- Opening Delimiter -

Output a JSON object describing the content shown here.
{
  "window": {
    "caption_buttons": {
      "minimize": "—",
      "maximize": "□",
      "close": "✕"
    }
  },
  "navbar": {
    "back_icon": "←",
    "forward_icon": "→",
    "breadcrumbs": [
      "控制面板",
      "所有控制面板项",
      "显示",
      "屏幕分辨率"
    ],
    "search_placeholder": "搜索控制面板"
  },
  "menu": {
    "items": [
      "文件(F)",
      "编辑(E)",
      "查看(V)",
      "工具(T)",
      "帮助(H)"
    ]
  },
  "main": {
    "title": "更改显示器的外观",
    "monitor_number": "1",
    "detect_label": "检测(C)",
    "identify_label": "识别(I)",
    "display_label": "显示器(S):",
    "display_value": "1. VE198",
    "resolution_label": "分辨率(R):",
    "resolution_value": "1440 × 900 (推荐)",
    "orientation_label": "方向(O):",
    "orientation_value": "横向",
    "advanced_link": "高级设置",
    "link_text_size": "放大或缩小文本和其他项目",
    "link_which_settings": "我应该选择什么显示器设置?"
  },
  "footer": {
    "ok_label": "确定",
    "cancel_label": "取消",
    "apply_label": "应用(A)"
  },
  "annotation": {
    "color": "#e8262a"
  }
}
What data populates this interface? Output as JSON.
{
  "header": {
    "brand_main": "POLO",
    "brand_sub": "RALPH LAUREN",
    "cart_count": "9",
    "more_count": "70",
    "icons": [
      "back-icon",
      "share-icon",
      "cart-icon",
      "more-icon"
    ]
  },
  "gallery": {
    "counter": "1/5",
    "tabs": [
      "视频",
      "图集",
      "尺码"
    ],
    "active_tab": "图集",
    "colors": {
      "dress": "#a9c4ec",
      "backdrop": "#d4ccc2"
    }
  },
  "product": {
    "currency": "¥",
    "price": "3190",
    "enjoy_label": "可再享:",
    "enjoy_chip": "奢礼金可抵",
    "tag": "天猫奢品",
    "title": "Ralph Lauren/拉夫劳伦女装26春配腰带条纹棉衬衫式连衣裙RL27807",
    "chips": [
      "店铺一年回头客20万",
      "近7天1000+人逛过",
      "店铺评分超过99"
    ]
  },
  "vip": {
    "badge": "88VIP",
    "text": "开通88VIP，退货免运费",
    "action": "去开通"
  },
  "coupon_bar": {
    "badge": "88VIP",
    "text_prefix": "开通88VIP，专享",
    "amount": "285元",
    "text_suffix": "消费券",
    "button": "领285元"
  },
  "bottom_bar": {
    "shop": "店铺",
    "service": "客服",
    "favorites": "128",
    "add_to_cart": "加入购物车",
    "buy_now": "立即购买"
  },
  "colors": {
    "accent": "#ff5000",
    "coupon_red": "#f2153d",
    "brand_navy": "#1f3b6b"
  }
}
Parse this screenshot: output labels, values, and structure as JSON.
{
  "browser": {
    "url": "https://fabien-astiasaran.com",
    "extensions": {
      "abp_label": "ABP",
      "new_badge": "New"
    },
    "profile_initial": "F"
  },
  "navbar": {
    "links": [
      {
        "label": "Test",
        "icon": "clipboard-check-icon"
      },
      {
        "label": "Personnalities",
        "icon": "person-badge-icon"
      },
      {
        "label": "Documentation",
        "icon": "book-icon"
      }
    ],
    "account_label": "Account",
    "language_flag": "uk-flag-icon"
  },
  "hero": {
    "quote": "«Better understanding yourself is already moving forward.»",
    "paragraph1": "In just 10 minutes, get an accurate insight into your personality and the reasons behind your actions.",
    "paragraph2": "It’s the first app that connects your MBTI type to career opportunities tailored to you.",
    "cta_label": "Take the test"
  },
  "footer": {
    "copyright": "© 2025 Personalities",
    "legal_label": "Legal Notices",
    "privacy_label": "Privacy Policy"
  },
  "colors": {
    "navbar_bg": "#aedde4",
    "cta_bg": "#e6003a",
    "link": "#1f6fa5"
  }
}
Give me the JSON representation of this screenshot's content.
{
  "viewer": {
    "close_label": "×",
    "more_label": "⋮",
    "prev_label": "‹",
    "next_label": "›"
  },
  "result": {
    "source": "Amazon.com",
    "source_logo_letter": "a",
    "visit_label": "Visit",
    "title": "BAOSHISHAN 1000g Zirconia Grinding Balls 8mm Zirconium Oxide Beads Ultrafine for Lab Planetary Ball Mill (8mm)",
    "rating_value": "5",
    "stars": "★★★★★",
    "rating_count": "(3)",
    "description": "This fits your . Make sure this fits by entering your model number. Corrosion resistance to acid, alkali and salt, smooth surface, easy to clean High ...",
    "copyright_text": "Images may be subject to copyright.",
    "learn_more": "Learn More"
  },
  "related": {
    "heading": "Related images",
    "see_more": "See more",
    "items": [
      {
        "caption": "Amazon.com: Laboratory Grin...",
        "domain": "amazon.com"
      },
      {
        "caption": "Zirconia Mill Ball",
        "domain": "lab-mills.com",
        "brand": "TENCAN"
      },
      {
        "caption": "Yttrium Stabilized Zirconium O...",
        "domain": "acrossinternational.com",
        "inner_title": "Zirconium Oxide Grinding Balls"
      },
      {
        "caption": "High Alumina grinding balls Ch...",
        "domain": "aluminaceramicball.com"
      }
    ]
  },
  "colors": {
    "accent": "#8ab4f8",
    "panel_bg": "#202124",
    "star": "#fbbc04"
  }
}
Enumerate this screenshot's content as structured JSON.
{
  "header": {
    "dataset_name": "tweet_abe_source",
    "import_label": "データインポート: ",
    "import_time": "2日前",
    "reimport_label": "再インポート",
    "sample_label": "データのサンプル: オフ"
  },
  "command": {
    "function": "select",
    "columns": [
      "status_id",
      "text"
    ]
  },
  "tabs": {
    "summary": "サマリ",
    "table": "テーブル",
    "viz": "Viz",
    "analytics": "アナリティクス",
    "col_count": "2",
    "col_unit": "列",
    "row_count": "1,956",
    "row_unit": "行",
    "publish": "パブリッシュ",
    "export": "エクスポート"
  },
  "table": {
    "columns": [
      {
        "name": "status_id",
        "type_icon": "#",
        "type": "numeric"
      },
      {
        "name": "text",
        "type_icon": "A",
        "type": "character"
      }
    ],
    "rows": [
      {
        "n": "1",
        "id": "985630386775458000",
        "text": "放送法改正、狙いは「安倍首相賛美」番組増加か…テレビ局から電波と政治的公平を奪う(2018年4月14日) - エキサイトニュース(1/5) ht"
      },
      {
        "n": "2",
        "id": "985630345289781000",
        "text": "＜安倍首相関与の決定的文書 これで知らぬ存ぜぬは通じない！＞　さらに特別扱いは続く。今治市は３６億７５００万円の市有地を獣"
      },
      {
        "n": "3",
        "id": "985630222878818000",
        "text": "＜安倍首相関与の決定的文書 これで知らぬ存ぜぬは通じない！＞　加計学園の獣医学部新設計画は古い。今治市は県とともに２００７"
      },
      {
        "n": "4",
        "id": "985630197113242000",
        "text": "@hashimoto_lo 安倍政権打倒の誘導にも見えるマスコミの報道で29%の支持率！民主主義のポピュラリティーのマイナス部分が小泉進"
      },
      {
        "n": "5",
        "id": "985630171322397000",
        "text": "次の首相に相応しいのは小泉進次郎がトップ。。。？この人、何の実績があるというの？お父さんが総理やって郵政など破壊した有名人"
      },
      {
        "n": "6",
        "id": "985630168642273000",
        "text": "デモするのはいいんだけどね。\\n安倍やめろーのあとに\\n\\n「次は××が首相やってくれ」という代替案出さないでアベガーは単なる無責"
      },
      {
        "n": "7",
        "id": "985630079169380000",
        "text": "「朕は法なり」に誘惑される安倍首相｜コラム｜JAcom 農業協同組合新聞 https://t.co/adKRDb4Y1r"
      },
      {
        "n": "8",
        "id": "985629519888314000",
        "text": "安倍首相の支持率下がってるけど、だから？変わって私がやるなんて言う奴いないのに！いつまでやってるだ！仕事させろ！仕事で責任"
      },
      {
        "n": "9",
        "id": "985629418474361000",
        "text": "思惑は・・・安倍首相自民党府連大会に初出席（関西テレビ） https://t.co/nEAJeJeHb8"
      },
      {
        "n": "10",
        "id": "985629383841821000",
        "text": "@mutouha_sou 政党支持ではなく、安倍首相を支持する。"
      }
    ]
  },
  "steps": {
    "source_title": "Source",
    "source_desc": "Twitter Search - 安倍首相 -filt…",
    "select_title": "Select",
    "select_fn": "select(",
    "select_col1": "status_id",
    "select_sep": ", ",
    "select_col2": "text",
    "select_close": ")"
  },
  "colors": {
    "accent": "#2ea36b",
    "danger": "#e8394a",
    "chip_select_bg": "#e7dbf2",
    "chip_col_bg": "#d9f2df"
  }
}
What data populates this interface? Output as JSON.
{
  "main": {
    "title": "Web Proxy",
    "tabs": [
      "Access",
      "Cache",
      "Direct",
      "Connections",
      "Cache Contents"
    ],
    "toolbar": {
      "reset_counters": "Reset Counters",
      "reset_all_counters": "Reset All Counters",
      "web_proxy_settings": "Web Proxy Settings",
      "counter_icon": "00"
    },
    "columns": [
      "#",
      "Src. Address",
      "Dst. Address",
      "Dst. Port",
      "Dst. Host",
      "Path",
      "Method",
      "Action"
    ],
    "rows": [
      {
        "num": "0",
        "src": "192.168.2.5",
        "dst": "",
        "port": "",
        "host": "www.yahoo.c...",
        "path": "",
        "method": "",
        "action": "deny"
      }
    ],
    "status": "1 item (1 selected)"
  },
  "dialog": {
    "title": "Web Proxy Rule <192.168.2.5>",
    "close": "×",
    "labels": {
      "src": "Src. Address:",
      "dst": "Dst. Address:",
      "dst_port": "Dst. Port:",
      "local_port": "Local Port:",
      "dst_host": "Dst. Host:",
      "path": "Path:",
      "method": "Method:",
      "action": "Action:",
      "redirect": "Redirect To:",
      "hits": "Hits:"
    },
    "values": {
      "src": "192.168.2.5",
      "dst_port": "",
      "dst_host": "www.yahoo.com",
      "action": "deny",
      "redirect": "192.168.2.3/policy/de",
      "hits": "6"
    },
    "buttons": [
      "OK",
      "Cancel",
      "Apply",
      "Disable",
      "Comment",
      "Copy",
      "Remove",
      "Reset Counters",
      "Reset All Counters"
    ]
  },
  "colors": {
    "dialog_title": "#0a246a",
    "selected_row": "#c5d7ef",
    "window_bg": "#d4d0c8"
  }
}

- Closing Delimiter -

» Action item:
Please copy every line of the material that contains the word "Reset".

» Written solution:
      "reset_counters": "Reset Counters",
      "reset_all_counters": "Reset All Counters",
      "Reset Counters",
      "Reset All Counters"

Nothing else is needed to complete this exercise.